For the miniature Davy Crockett, I based the projectile on a True Details' #48503 1:48 scale US GP Bomb. The solid resin bomb casing (without the Fin Assembly - which is separate) measures out to the appropriate length for the M388 Projectile in 1:35 scale - after some light sanding and reshaping of course. I removed the fuse and mounting points, and deepened the taper with sanding sticks. The base of the bomb fit my brass Spigot and 120mm Launcher Barrel perfectly as cast. The four stubby Fins are scrap styrene sheet, trimmed to shape. For a local retail of $2.98 for a packet of two of these resin bombs - it was by far the best investment in completing this miniature all told. The damn thing was so cute afterwards, I delayed painting just to play with it awhile - toy soldiers and all. Ah, youth...
The Spigot and Propellant Containers are made from styrene tubing with punched disk caps. I made the racks from lengths of styrene strip and fashioned the semi-circular cradles that cup the ends of the Containers out of VP Foil. Strip styrene and VP Foil are my favorites when it comes to light scratchbuilding. Perhaps one day I'll learn how to photoetch brass on my own, but this works fine for me at the present. In the rear are the basic containers for the Porta Packs to carry a single M388 Davy Crockett Projectile each. The end cap on the front right fender is part of the storage bracket for the Tripod - to be added later. It is made from VP Foil and a punched disk of .010" styrene. The eye-bolts on either side of the dash panel are Grandt Line items.
Eduard's photoetch set for the M151A2 MUTT lent its windshield wipers, front bumper, hood T-clamps, and accelerator / brake / clutch pedal assemblies to my miniature. The Spigot and Propellant Containers are simple lengths of styrene tubing with .010" punched disk end caps. The brackets are made from Verlinden Foil and styrene strip. On the front left fender is a simple VP Foil bracket and the KMC Battery that when reworked becomes and Equipment Container. The Steering Wheel is a Skybow M38A1 Willys MB Jeep part. The Steering Column Control Cluster is scratched out of plastic bits. Electrical Wiring on the blackout light is simulated with embroidery thread.

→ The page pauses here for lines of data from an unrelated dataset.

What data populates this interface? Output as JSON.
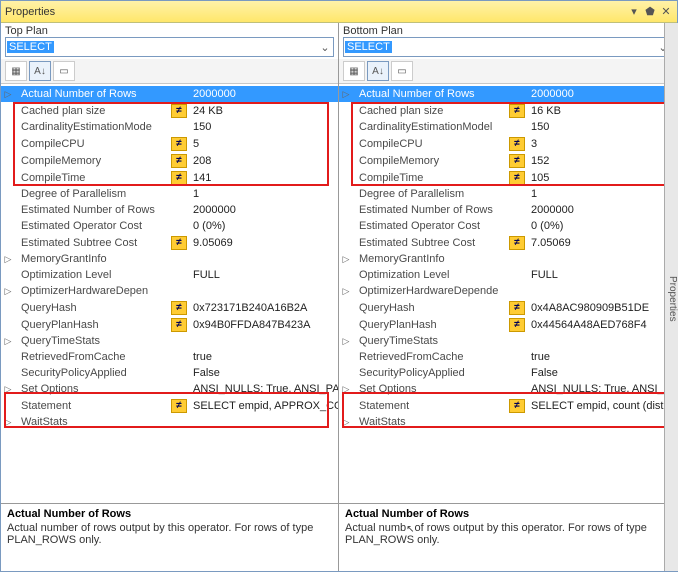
{
  "window": {
    "title": "Properties",
    "side_tab": "Properties"
  },
  "left": {
    "plan_label": "Top Plan",
    "select_value": "SELECT",
    "desc_title": "Actual Number of Rows",
    "desc_body": "Actual number of rows output by this operator. For rows of type PLAN_ROWS only.",
    "props": [
      {
        "exp": "▷",
        "name": "Actual Number of Rows",
        "neq": false,
        "val": "2000000",
        "sel": true
      },
      {
        "exp": "",
        "name": "Cached plan size",
        "neq": true,
        "val": "24 KB"
      },
      {
        "exp": "",
        "name": "CardinalityEstimationMode",
        "neq": false,
        "val": "150"
      },
      {
        "exp": "",
        "name": "CompileCPU",
        "neq": true,
        "val": "5"
      },
      {
        "exp": "",
        "name": "CompileMemory",
        "neq": true,
        "val": "208"
      },
      {
        "exp": "",
        "name": "CompileTime",
        "neq": true,
        "val": "141"
      },
      {
        "exp": "",
        "name": "Degree of Parallelism",
        "neq": false,
        "val": "1"
      },
      {
        "exp": "",
        "name": "Estimated Number of Rows",
        "neq": false,
        "val": "2000000"
      },
      {
        "exp": "",
        "name": "Estimated Operator Cost",
        "neq": false,
        "val": "0 (0%)"
      },
      {
        "exp": "",
        "name": "Estimated Subtree Cost",
        "neq": true,
        "val": "9.05069"
      },
      {
        "exp": "▷",
        "name": "MemoryGrantInfo",
        "neq": false,
        "val": ""
      },
      {
        "exp": "",
        "name": "Optimization Level",
        "neq": false,
        "val": "FULL"
      },
      {
        "exp": "▷",
        "name": "OptimizerHardwareDepen",
        "neq": false,
        "val": ""
      },
      {
        "exp": "",
        "name": "QueryHash",
        "neq": true,
        "val": "0x723171B240A16B2A"
      },
      {
        "exp": "",
        "name": "QueryPlanHash",
        "neq": true,
        "val": "0x94B0FFDA847B423A"
      },
      {
        "exp": "▷",
        "name": "QueryTimeStats",
        "neq": false,
        "val": ""
      },
      {
        "exp": "",
        "name": "RetrievedFromCache",
        "neq": false,
        "val": "true"
      },
      {
        "exp": "",
        "name": "SecurityPolicyApplied",
        "neq": false,
        "val": "False"
      },
      {
        "exp": "▷",
        "name": "Set Options",
        "neq": false,
        "val": "ANSI_NULLS: True, ANSI_PADDIN"
      },
      {
        "exp": "",
        "name": "Statement",
        "neq": true,
        "val": "SELECT empid, APPROX_CO"
      },
      {
        "exp": "▷",
        "name": "WaitStats",
        "neq": false,
        "val": ""
      }
    ]
  },
  "right": {
    "plan_label": "Bottom Plan",
    "select_value": "SELECT",
    "desc_title": "Actual Number of Rows",
    "desc_body_pre": "Actual numb",
    "desc_body_post": "of rows output by this operator. For rows of type PLAN_ROWS only.",
    "props": [
      {
        "exp": "▷",
        "name": "Actual Number of Rows",
        "neq": false,
        "val": "2000000",
        "sel": true
      },
      {
        "exp": "",
        "name": "Cached plan size",
        "neq": true,
        "val": "16 KB"
      },
      {
        "exp": "",
        "name": "CardinalityEstimationModel",
        "neq": false,
        "val": "150"
      },
      {
        "exp": "",
        "name": "CompileCPU",
        "neq": true,
        "val": "3"
      },
      {
        "exp": "",
        "name": "CompileMemory",
        "neq": true,
        "val": "152"
      },
      {
        "exp": "",
        "name": "CompileTime",
        "neq": true,
        "val": "105"
      },
      {
        "exp": "",
        "name": "Degree of Parallelism",
        "neq": false,
        "val": "1"
      },
      {
        "exp": "",
        "name": "Estimated Number of Rows",
        "neq": false,
        "val": "2000000"
      },
      {
        "exp": "",
        "name": "Estimated Operator Cost",
        "neq": false,
        "val": "0 (0%)"
      },
      {
        "exp": "",
        "name": "Estimated Subtree Cost",
        "neq": true,
        "val": "7.05069"
      },
      {
        "exp": "▷",
        "name": "MemoryGrantInfo",
        "neq": false,
        "val": ""
      },
      {
        "exp": "",
        "name": "Optimization Level",
        "neq": false,
        "val": "FULL"
      },
      {
        "exp": "▷",
        "name": "OptimizerHardwareDepende",
        "neq": false,
        "val": ""
      },
      {
        "exp": "",
        "name": "QueryHash",
        "neq": true,
        "val": "0x4A8AC980909B51DE"
      },
      {
        "exp": "",
        "name": "QueryPlanHash",
        "neq": true,
        "val": "0x44564A48AED768F4"
      },
      {
        "exp": "▷",
        "name": "QueryTimeStats",
        "neq": false,
        "val": ""
      },
      {
        "exp": "",
        "name": "RetrievedFromCache",
        "neq": false,
        "val": "true"
      },
      {
        "exp": "",
        "name": "SecurityPolicyApplied",
        "neq": false,
        "val": "False"
      },
      {
        "exp": "▷",
        "name": "Set Options",
        "neq": false,
        "val": "ANSI_NULLS: True, ANSI_PADDING"
      },
      {
        "exp": "",
        "name": "Statement",
        "neq": true,
        "val": "SELECT empid, count (distinct(e"
      },
      {
        "exp": "▷",
        "name": "WaitStats",
        "neq": false,
        "val": ""
      }
    ]
  }
}
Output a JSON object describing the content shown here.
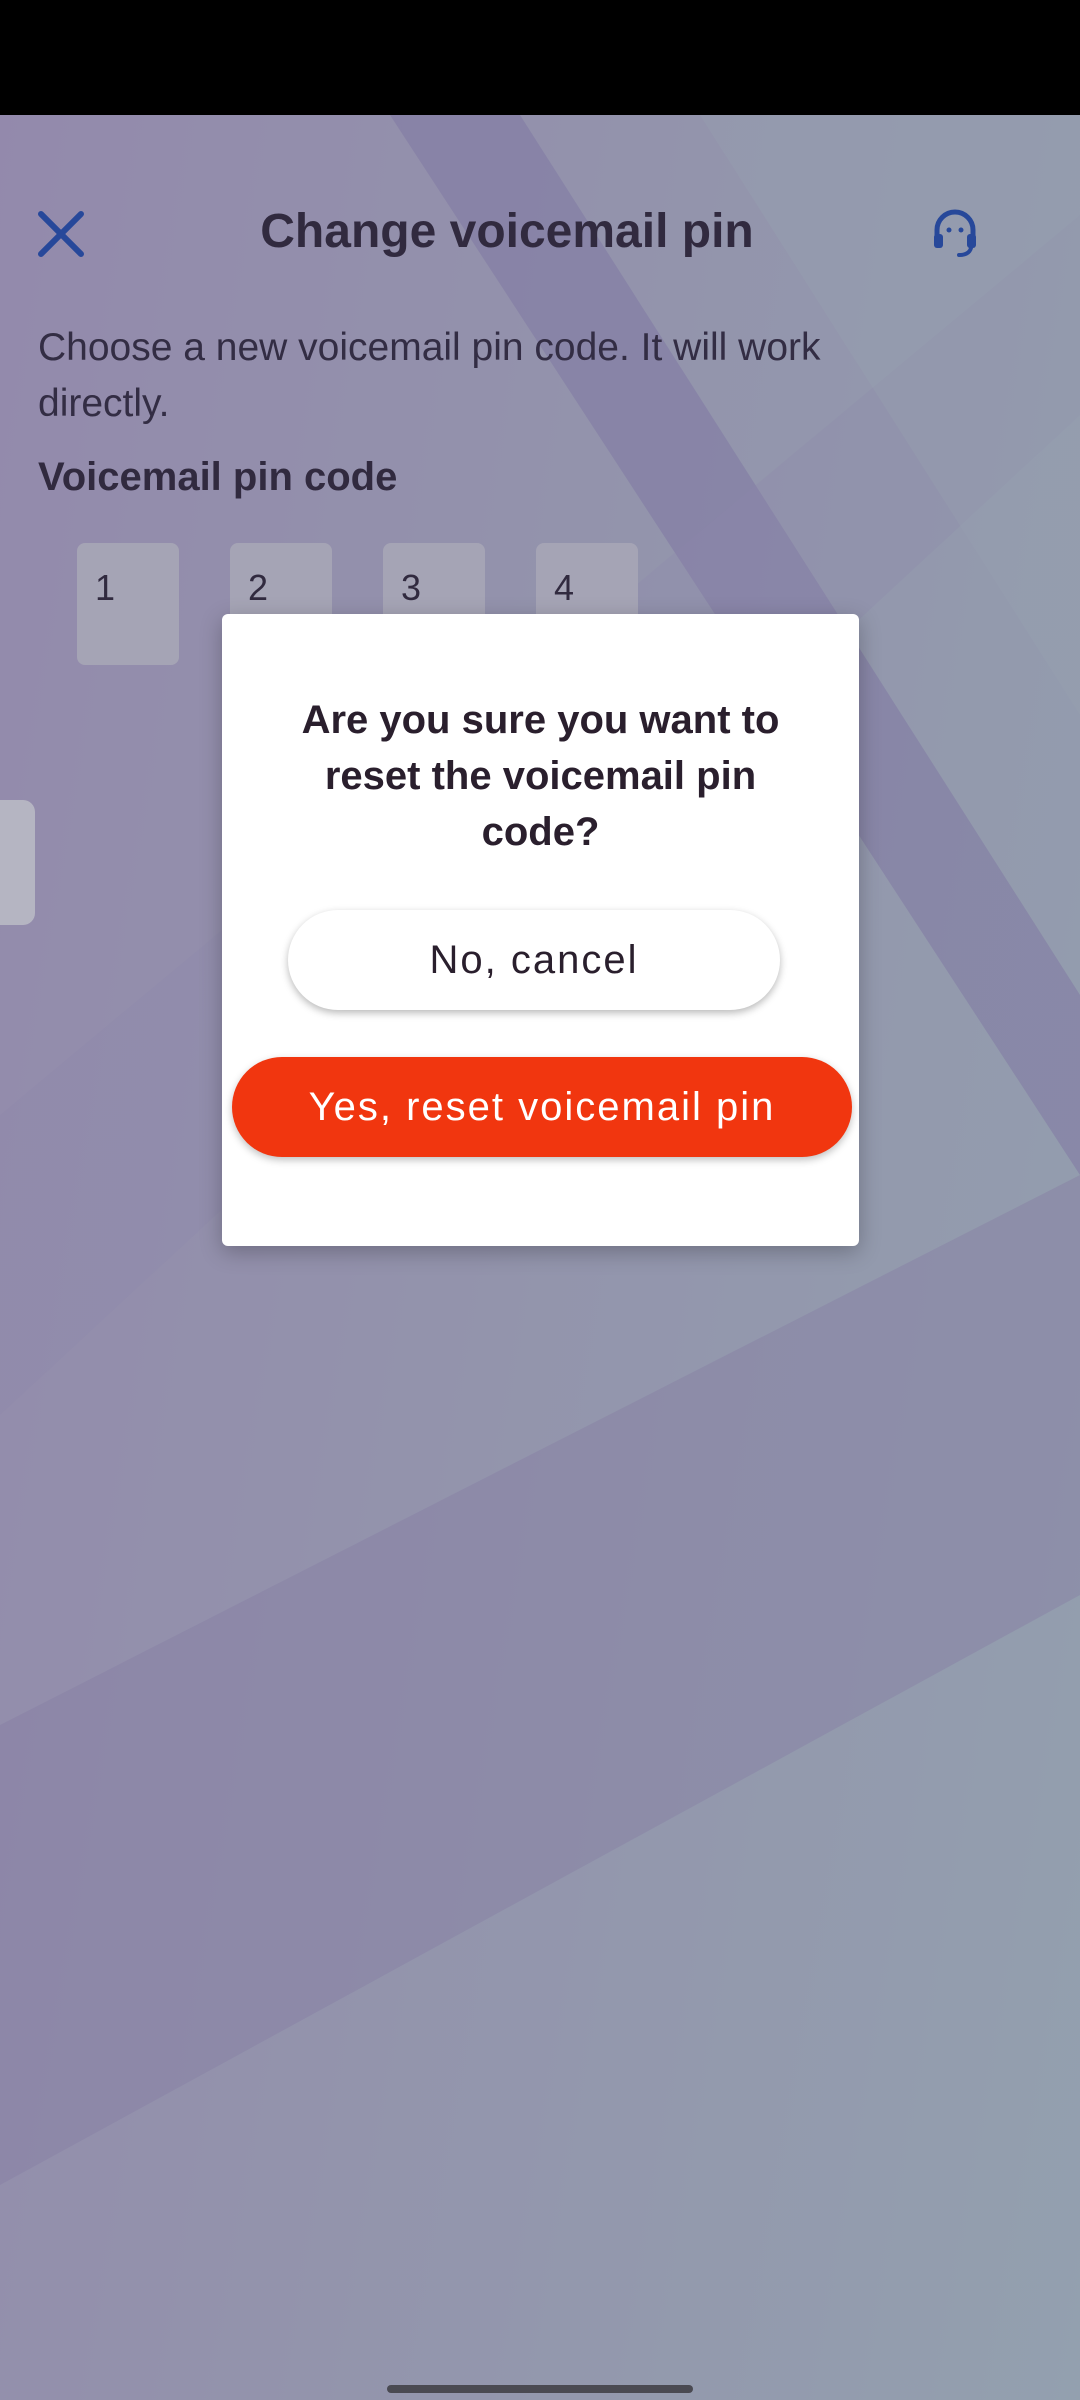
{
  "header": {
    "title": "Change voicemail pin",
    "close_icon": "close-icon",
    "support_icon": "headset-support-icon"
  },
  "content": {
    "intro": "Choose a new voicemail pin code. It will work directly.",
    "pin_label": "Voicemail pin code",
    "pin_digits": [
      "1",
      "2",
      "3",
      "4"
    ]
  },
  "dialog": {
    "message": "Are you sure you want to reset the voicemail pin code?",
    "cancel_label": "No, cancel",
    "confirm_label": "Yes, reset voicemail pin"
  },
  "colors": {
    "accent": "#1a4fbf",
    "danger": "#f1360f",
    "text": "#2a1f2d"
  }
}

Kirin's seats from their M151 Super Jeep conversion kit are wonderful. No MUTT miniature should be without them. Remove the "D" lift rings molded in on the sides of the Tamiya M151A2 MUTT body - as they aren't present on the M151 or M151A1 variants. The extra reflector from A.P. Bayardi can be seen here too. I added a few .010" punched disks to the Tamiya springs at the rear suspension to help lift it a bit to clear the rear tires properly. This called for a little tweaking of the AFV Club hubs, but wasn't a problem in the end.
AFV Club's M101 Howitzer's wheels, tires, and rims will go on my M151A1D for the time being. I made them to be removable while I futz around with fashioning a set of magnesium hubs - with their characteristic four-hole rims - to retrofit to the miniature at a later date. I would use Tamiya' Spare Wheel, with holes drilled out. .010" brass wire makes the air valve stems. Choosing to cannabalize two AFV Club kits for this set of wheels was pretty expensive.

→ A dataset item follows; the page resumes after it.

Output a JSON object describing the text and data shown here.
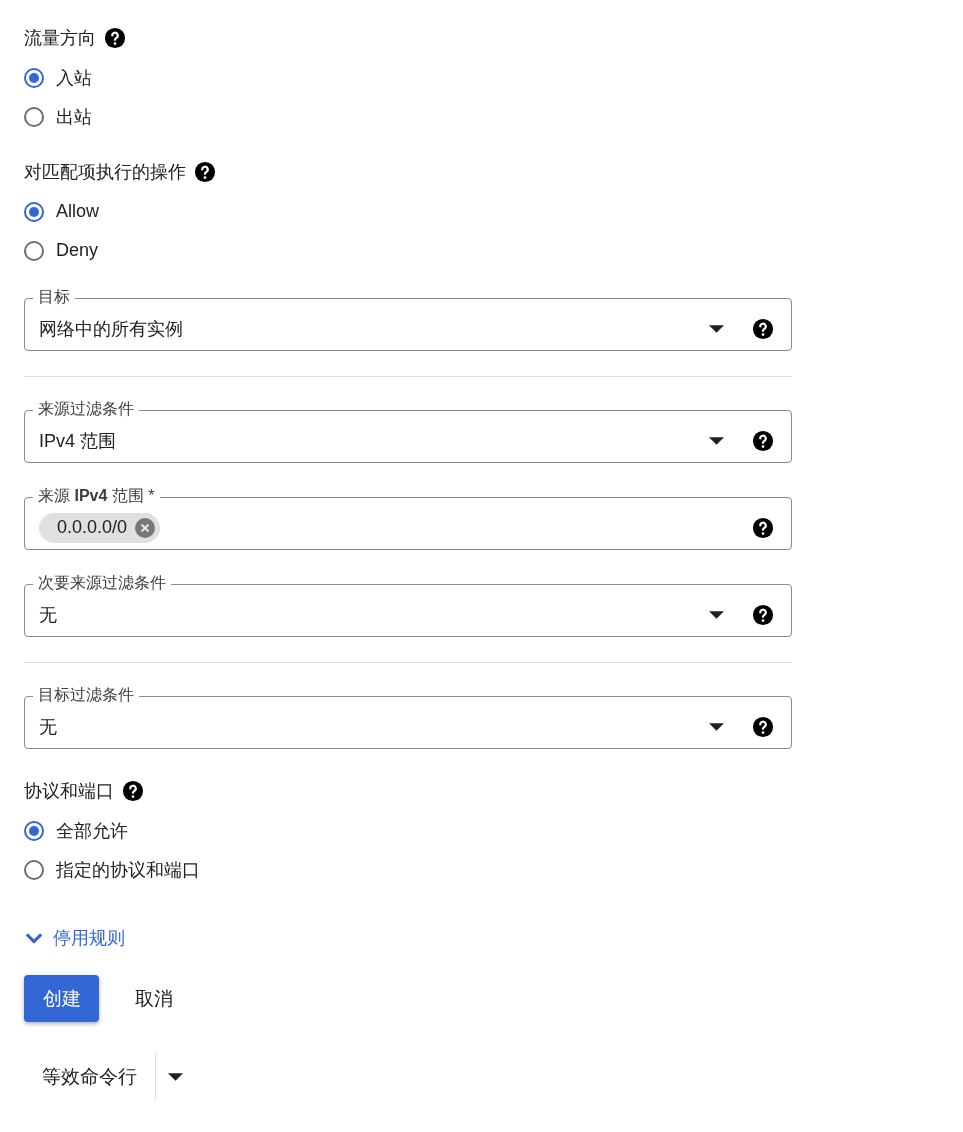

Pictured above is the M29 155mm (Heavy) recoilless launcher - which will adorn my miniature in the next subassembly...